They’re going to be juuust fine.
The last time the Lakers embarked on a worrisome four-game losing streak was December of 2019, in which they responded by nine straight games. Coincidentally, said winning streak began against the Portland Trail Blazers, whom they defeated last night in one of their best defensive performances of the 2020-21 season.
The concern going in was how the Lakers lost four straight, which came shortly after Anthony Davis’ Achilles injury. The Lakers only dropped 98 points against the defensively challenged Brooklyn Nets, losing by 11. Two nights later, the now surging (red hot is too e-z) Miami Heat gutted out a 1990s style 96-94 victory. That was followed by an overtime loss to the Washington Wizards, who have now won 6-of-7 for the first time in three seasons. And then the big one: A 114-89 ass-whoopin’ at the hands of the Utah Jazz, the NBA’s best regular-season team (for now).
If last night wasn’t a must-win for the Lakers, it was close, if not for the sole reason that Davis isn’t expected to return for at least a couple of more weeks. The Lakers had to prove they could tread water without The Brow and did so by holding the NBA’s 10th highest-scoring offense to over 20 points below their average. Getting Dennis Schröder back from COVID protocol helped immensely, but it mostly signals that the Lakers — even without Davis — have another gear they could summon defensively that other NBA contenders still have to prove when it matters.
The Lakers allowed Damian Lillard to go off for 35 points, but not only did he have to work tirelessly (24 field goal attempts) to net what was a game-high tally, but the Lakers only allowed one other Trail Blazer to accumulate over 11 points: Gary Trent Jr, who netted 19 on just 8-of-20 shooting (including 2-for-11 from three). Without Lillard’s 11-for-24, the Blazers shot 21-for-59 and were under pressure on what felt like every possession.
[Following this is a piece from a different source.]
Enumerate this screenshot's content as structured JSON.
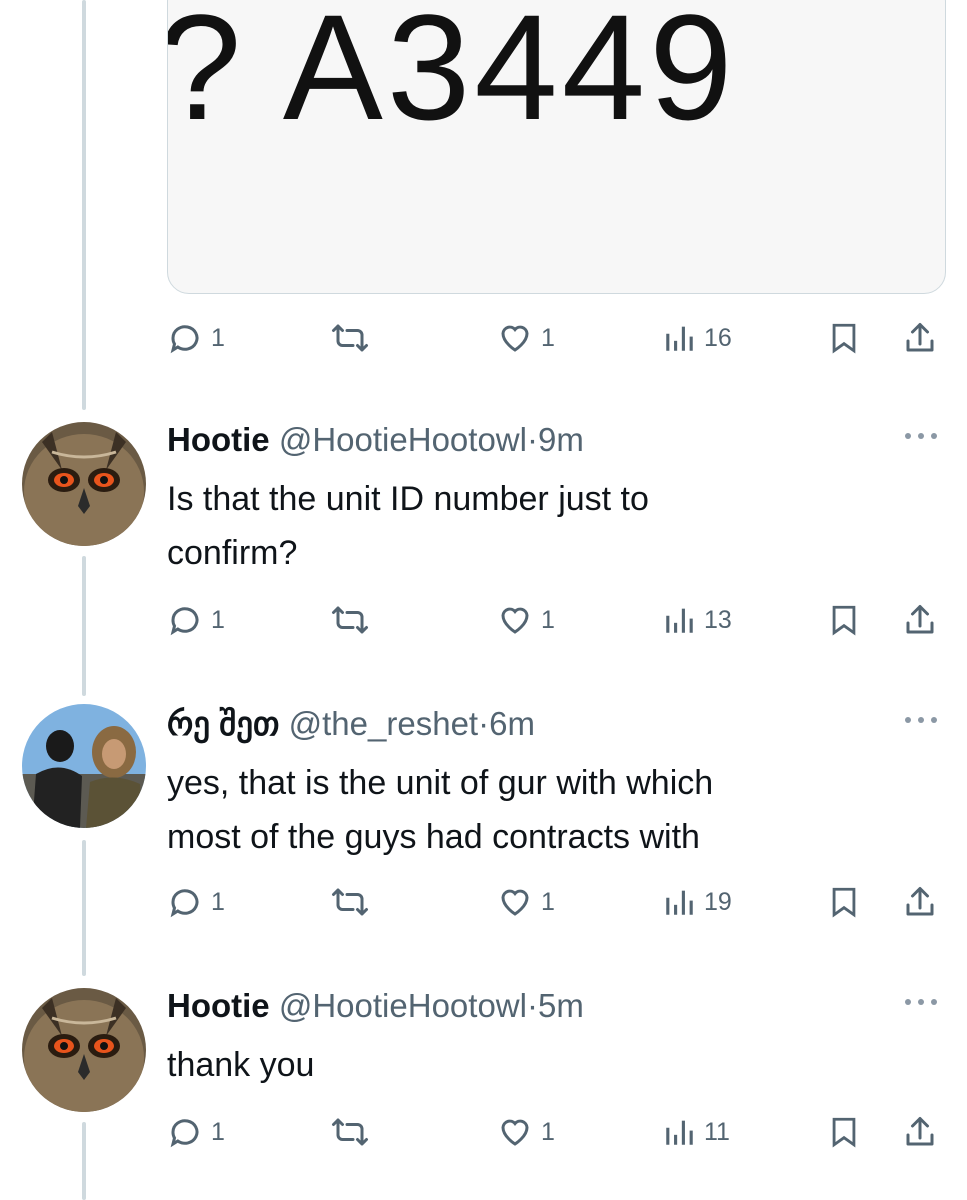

Never mind that LeBron James ended the night with 28 points, 11 rebounds, and seven assists, but his 83 defensive rating was a catalyst in the Laker victory, and he also recorded four steals and three blocks. Offensively, the team didn’t receive sizeable contributions from anyone outside of James, Schröder’s 22 points, and Montrezl Harrell’s 17-point, nine-rebound effort off the bench, but if they’re locked in defensively, that’s all they’d need to lead the way.
Maybe even part of the motivation for the Lakers arrived shortly before game-time when A.C. Milan striker Zlatan Ibrahimović, who played with the L.A. Galaxy from 2018-19, criticized James for essentially being a political activist and an advocate for change in America. Ibrahimović said in an interview with UEFA for Discovery+ on Thursday that James is “phenomenal,” but doesn’t need to do sports and politics simultaneously.
“Do what you’re good at,” Ibrahimović said, as if he were giving advice. “Do the category you do. I play football because I’m the best at playing football. I don’t do politics. If I would be a political politician, I would do politics. That is the first mistake people do when they become famous and they become in a certain status. Stay out of it. Just do what you do best because it doesn’t look good.”
James not only responded with his performance, but he also addressed Ibrahimović after the game, saying he won’t shut up and dribble:
“I will never shut up about things that are wrong. I preach about my people, and I preach about equality, social justice, racism, voter suppression; things that go on in our community. I’ll use my platform to continue to shed light on everything that’s going on around this country and around the world. There’s no way I would ever just stick to sports because I understand how powerful this platform and my voice is.”
And, because the internet will always find out, here’s a clip of Ibrahimović crediting Muhammad Ali for being a role model for what he did inside and outside of boxing. It’s the typical revisionist history people do with Ali (and Martin Luther King Jr and Roberto Clemente, etc), who wasn’t nearly as beloved in his time as he became in hindsight.